- Friteries – These are traditional food stalls serving Belgian fries and you can find two of them near the Atomium – one on the north side and one on the opposite side. They’re usually open from morning until around 7 PM and they’re a very good idea for a quick bite.
MY RECOMMENDATION: Visit the Atomium, grab some Belgian fries from one of the friteries nearby and then return to Brussels centre for your next meal.
BONUS #1: Where to go for the best views of the Atomium
If you’re not interested in seeing the inside of the Atomium and admiring the panoramic view from the top level, maybe you’ll prefer taking some postcard-worthy pictures of it to bring back home as a memory! Here are the best spots to get a view of the Atomium:

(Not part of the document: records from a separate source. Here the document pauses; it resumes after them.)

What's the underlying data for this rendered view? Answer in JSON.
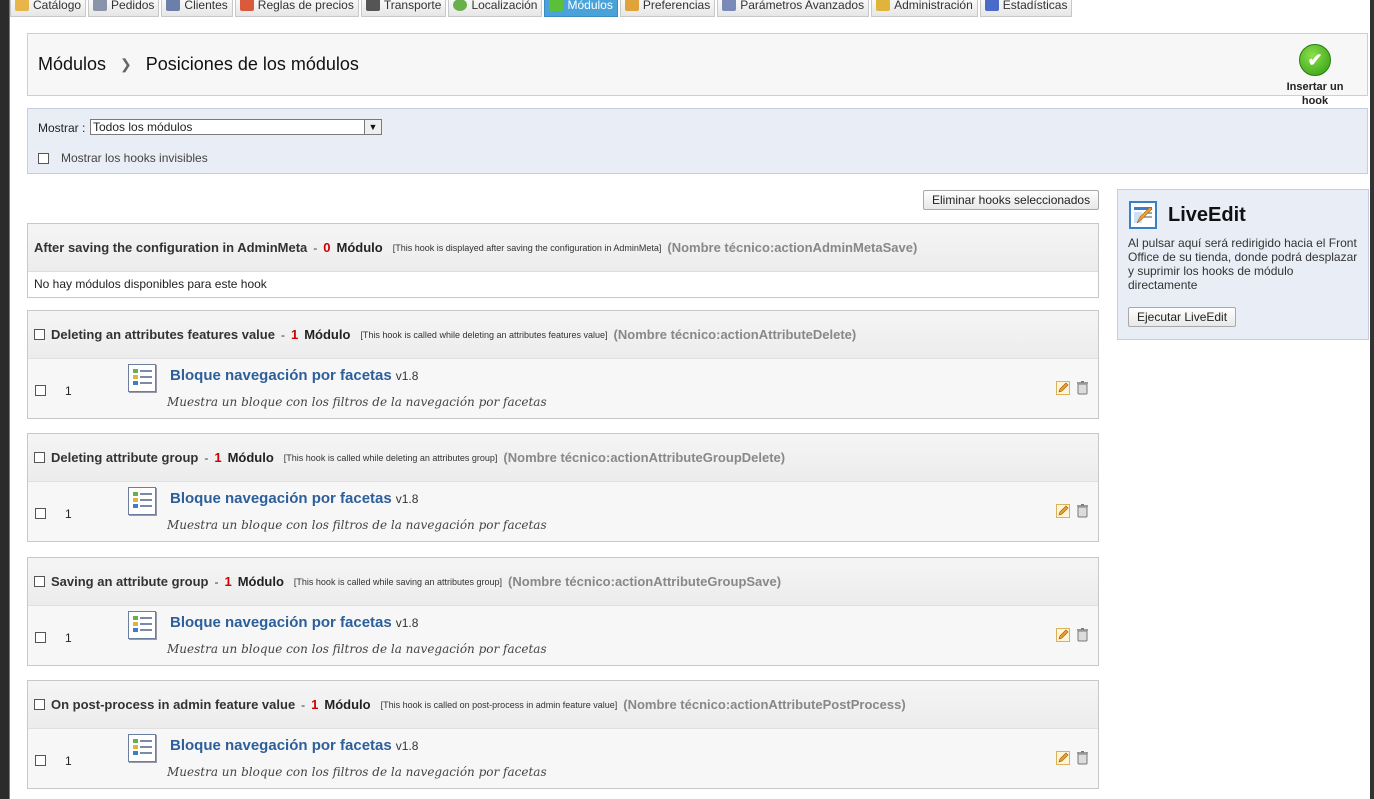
{
  "tabs": [
    {
      "label": "Catálogo",
      "icon": "folder-icon",
      "active": false,
      "color": "#e8b54a"
    },
    {
      "label": "Pedidos",
      "icon": "cart-icon",
      "active": false,
      "color": "#8a94a8"
    },
    {
      "label": "Clientes",
      "icon": "users-icon",
      "active": false,
      "color": "#6b7fa8"
    },
    {
      "label": "Reglas de precios",
      "icon": "price-rules-icon",
      "active": false,
      "color": "#d85a3a"
    },
    {
      "label": "Transporte",
      "icon": "truck-icon",
      "active": false,
      "color": "#555555"
    },
    {
      "label": "Localización",
      "icon": "globe-icon",
      "active": false,
      "color": "#6ab04a"
    },
    {
      "label": "Módulos",
      "icon": "puzzle-icon",
      "active": true,
      "color": "#5cbf3a"
    },
    {
      "label": "Preferencias",
      "icon": "preferences-icon",
      "active": false,
      "color": "#e0a23a"
    },
    {
      "label": "Parámetros Avanzados",
      "icon": "wrench-icon",
      "active": false,
      "color": "#7a8ab8"
    },
    {
      "label": "Administración",
      "icon": "key-icon",
      "active": false,
      "color": "#e0b43a"
    },
    {
      "label": "Estadísticas",
      "icon": "stats-icon",
      "active": false,
      "color": "#4a6ac8"
    }
  ],
  "breadcrumb": {
    "first": "Módulos",
    "second": "Posiciones de los módulos"
  },
  "insert_hook": {
    "label": "Insertar un hook",
    "icon": "check-circle-icon"
  },
  "filter": {
    "show_label": "Mostrar :",
    "selected": "Todos los módulos",
    "invisible_label": "Mostrar los hooks invisibles"
  },
  "delete_selected_label": "Eliminar hooks seleccionados",
  "hooks": [
    {
      "title": "After saving the configuration in AdminMeta",
      "count": "0",
      "module_word": "Módulo",
      "desc": "[This hook is displayed after saving the configuration in AdminMeta]",
      "tech": "(Nombre técnico:actionAdminMetaSave)",
      "empty": "No hay módulos disponibles para este hook",
      "has_checkbox": false
    },
    {
      "title": "Deleting an attributes features value",
      "count": "1",
      "module_word": "Módulo",
      "desc": "[This hook is called while deleting an attributes features value]",
      "tech": "(Nombre técnico:actionAttributeDelete)",
      "has_checkbox": true,
      "module": {
        "pos": "1",
        "name": "Bloque navegación por facetas",
        "version": "v1.8",
        "desc": "Muestra un bloque con los filtros de la navegación por facetas"
      }
    },
    {
      "title": "Deleting attribute group",
      "count": "1",
      "module_word": "Módulo",
      "desc": "[This hook is called while deleting an attributes group]",
      "tech": "(Nombre técnico:actionAttributeGroupDelete)",
      "has_checkbox": true,
      "module": {
        "pos": "1",
        "name": "Bloque navegación por facetas",
        "version": "v1.8",
        "desc": "Muestra un bloque con los filtros de la navegación por facetas"
      }
    },
    {
      "title": "Saving an attribute group",
      "count": "1",
      "module_word": "Módulo",
      "desc": "[This hook is called while saving an attributes group]",
      "tech": "(Nombre técnico:actionAttributeGroupSave)",
      "has_checkbox": true,
      "module": {
        "pos": "1",
        "name": "Bloque navegación por facetas",
        "version": "v1.8",
        "desc": "Muestra un bloque con los filtros de la navegación por facetas"
      }
    },
    {
      "title": "On post-process in admin feature value",
      "count": "1",
      "module_word": "Módulo",
      "desc": "[This hook is called on post-process in admin feature value]",
      "tech": "(Nombre técnico:actionAttributePostProcess)",
      "has_checkbox": true,
      "module": {
        "pos": "1",
        "name": "Bloque navegación por facetas",
        "version": "v1.8",
        "desc": "Muestra un bloque con los filtros de la navegación por facetas"
      }
    }
  ],
  "liveedit": {
    "title": "LiveEdit",
    "text": "Al pulsar aquí será redirigido hacia el Front Office de su tienda, donde podrá desplazar y suprimir los hooks de módulo directamente",
    "button": "Ejecutar LiveEdit"
  },
  "colors": {
    "accent": "#49a3d8",
    "module_link": "#2d5f9a",
    "count_red": "#cc0000",
    "panel_bg": "#e9edf5"
  }
}
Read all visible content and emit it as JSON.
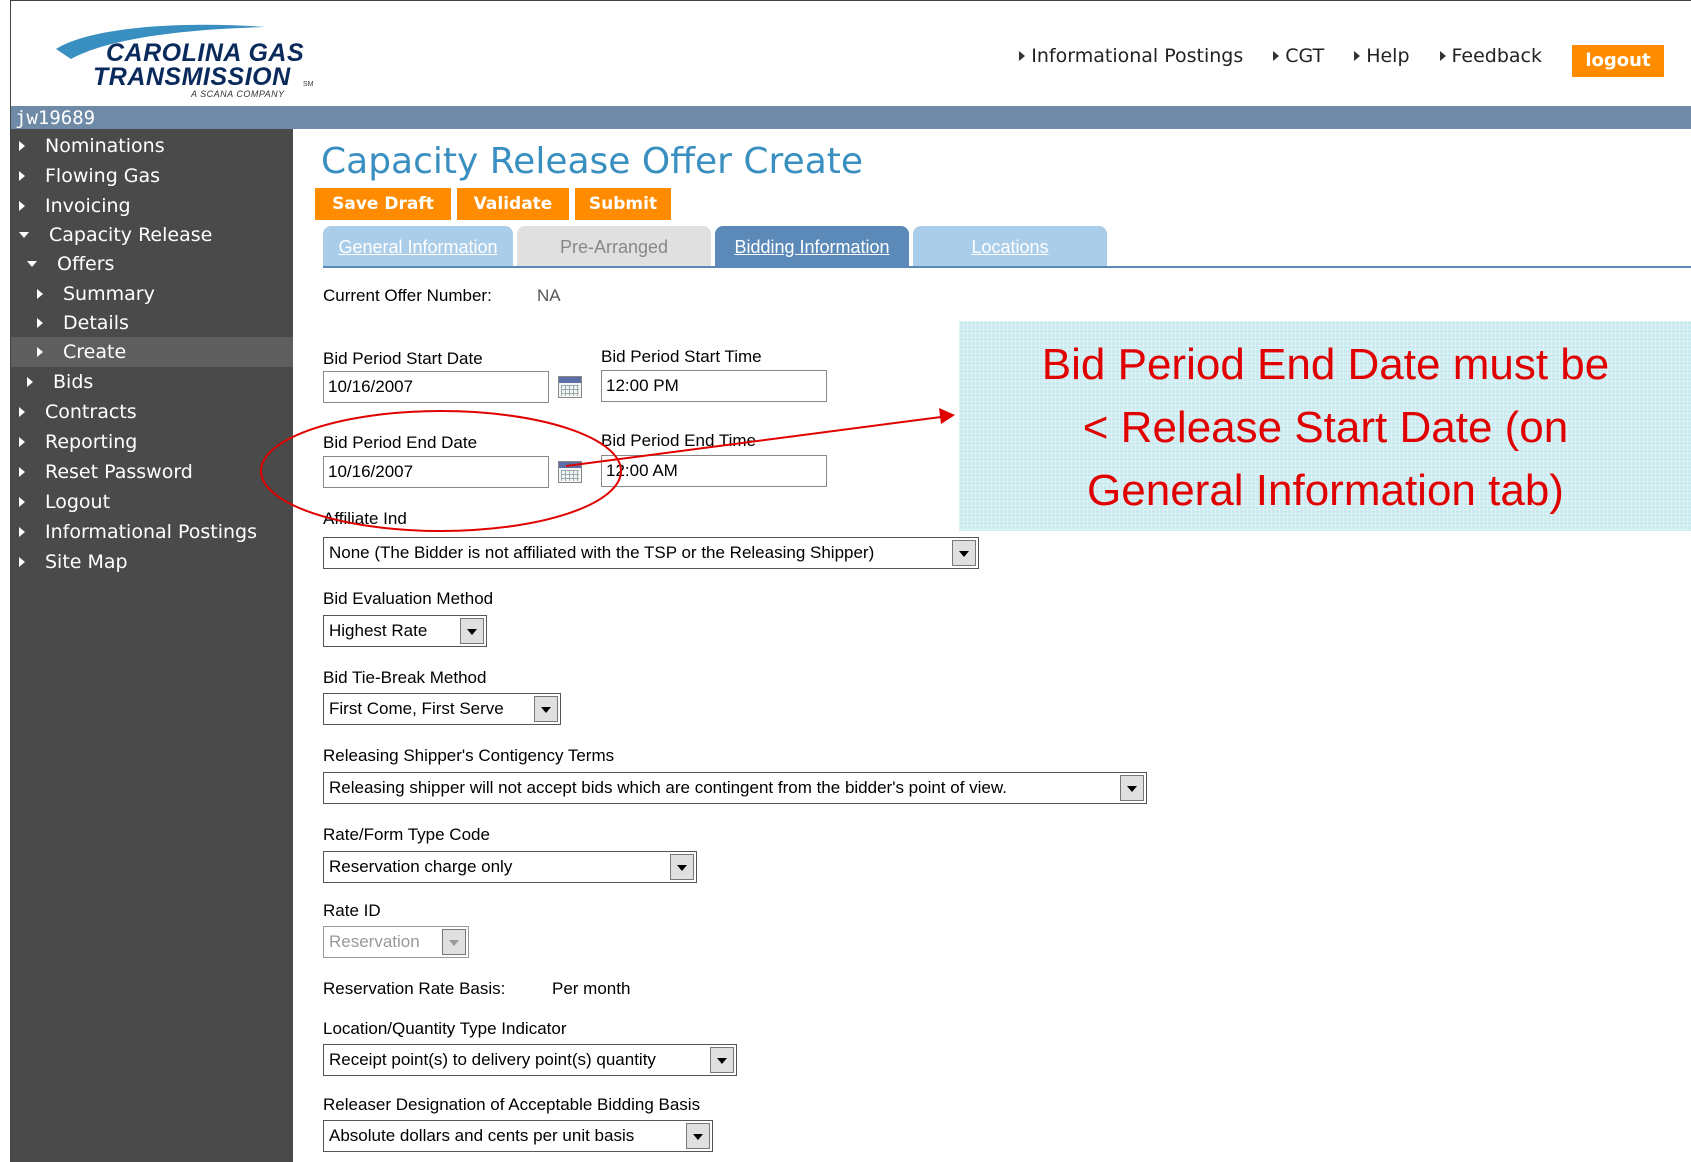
{
  "header": {
    "logo_line1": "CAROLINA GAS",
    "logo_line2": "TRANSMISSION",
    "logo_sm": "SM",
    "logo_sub": "A SCANA COMPANY",
    "nav": [
      "Informational Postings",
      "CGT",
      "Help",
      "Feedback"
    ],
    "logout_label": "logout"
  },
  "user": {
    "name": "jw19689"
  },
  "sidebar": {
    "items": [
      {
        "label": "Nominations",
        "state": "collapsed"
      },
      {
        "label": "Flowing Gas",
        "state": "collapsed"
      },
      {
        "label": "Invoicing",
        "state": "collapsed"
      },
      {
        "label": "Capacity Release",
        "state": "expanded"
      },
      {
        "label": "Offers",
        "state": "expanded"
      },
      {
        "label": "Summary",
        "state": "collapsed"
      },
      {
        "label": "Details",
        "state": "collapsed"
      },
      {
        "label": "Create",
        "state": "active"
      },
      {
        "label": "Bids",
        "state": "collapsed"
      },
      {
        "label": "Contracts",
        "state": "collapsed"
      },
      {
        "label": "Reporting",
        "state": "collapsed"
      },
      {
        "label": "Reset Password",
        "state": "collapsed"
      },
      {
        "label": "Logout",
        "state": "collapsed"
      },
      {
        "label": "Informational Postings",
        "state": "collapsed"
      },
      {
        "label": "Site Map",
        "state": "collapsed"
      }
    ]
  },
  "page": {
    "title": "Capacity Release Offer Create",
    "actions": [
      "Save Draft",
      "Validate",
      "Submit"
    ],
    "tabs": [
      "General Information",
      "Pre-Arranged",
      "Bidding Information",
      "Locations"
    ],
    "selected_tab": "Bidding Information"
  },
  "form": {
    "offer_number_label": "Current Offer Number:",
    "offer_number_value": "NA",
    "bid_start_date_label": "Bid Period Start Date",
    "bid_start_date_value": "10/16/2007",
    "bid_start_time_label": "Bid Period Start Time",
    "bid_start_time_value": "12:00 PM",
    "bid_end_date_label": "Bid Period End Date",
    "bid_end_date_value": "10/16/2007",
    "bid_end_time_label": "Bid Period End Time",
    "bid_end_time_value": "12:00 AM",
    "affiliate_label": "Affiliate Ind",
    "affiliate_value": "None (The Bidder is not affiliated with the TSP or the Releasing Shipper)",
    "eval_label": "Bid Evaluation Method",
    "eval_value": "Highest Rate",
    "tiebreak_label": "Bid Tie-Break Method",
    "tiebreak_value": "First Come, First Serve",
    "contingency_label": "Releasing Shipper's Contigency Terms",
    "contingency_value": "Releasing shipper will not accept bids which are contingent from the bidder's point of view.",
    "rateform_label": "Rate/Form Type Code",
    "rateform_value": "Reservation charge only",
    "rateid_label": "Rate ID",
    "rateid_value": "Reservation",
    "resbasis_label": "Reservation Rate Basis:",
    "resbasis_value": "Per month",
    "locqty_label": "Location/Quantity Type Indicator",
    "locqty_value": "Receipt point(s) to delivery point(s) quantity",
    "designation_label": "Releaser Designation of Acceptable Bidding Basis",
    "designation_value": "Absolute dollars and cents per unit basis"
  },
  "annotation": {
    "line1": "Bid Period End Date must be",
    "line2": "< Release Start Date (on",
    "line3": "General Information tab)",
    "color": "#e00000"
  },
  "colors": {
    "accent_orange": "#ff8c00",
    "title_blue": "#3a8fc1",
    "sidebar_bg": "#4a4a4a",
    "userbar_bg": "#6f8aa6"
  }
}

- under the Atomium – the foot of the monument provides some pretty amazing angles for pictures;
- in the northern part of Laeken Park – if you want to take a picture of the Atomium surrounded by trees;
- from Mini Europe – walk around and you’ll surely find a good view of the Atomium;
- Place Poelaert – not the best spot, but you’ll be able to see the Atomium from a distance.
BONUS #2: Fun facts about the Atomium
Let’s get you all hyped and excited for your upcoming trip with some FUN Atomium facts:
This was my complete guide to the Atomium in Belgium! In this post, I have told you everything you need to know about when, how and why to visit the Atomium and I offered you updated info about ticket prices, nearby attractions, nearby restaurants and more. In case you were wondering if the Atomium is worth visiting or not, I’m pretty sure the article above has already answered your question!
If you need more help in planning your upcoming Brussels trip, I recommend clicking here to find all my articles about this fun city.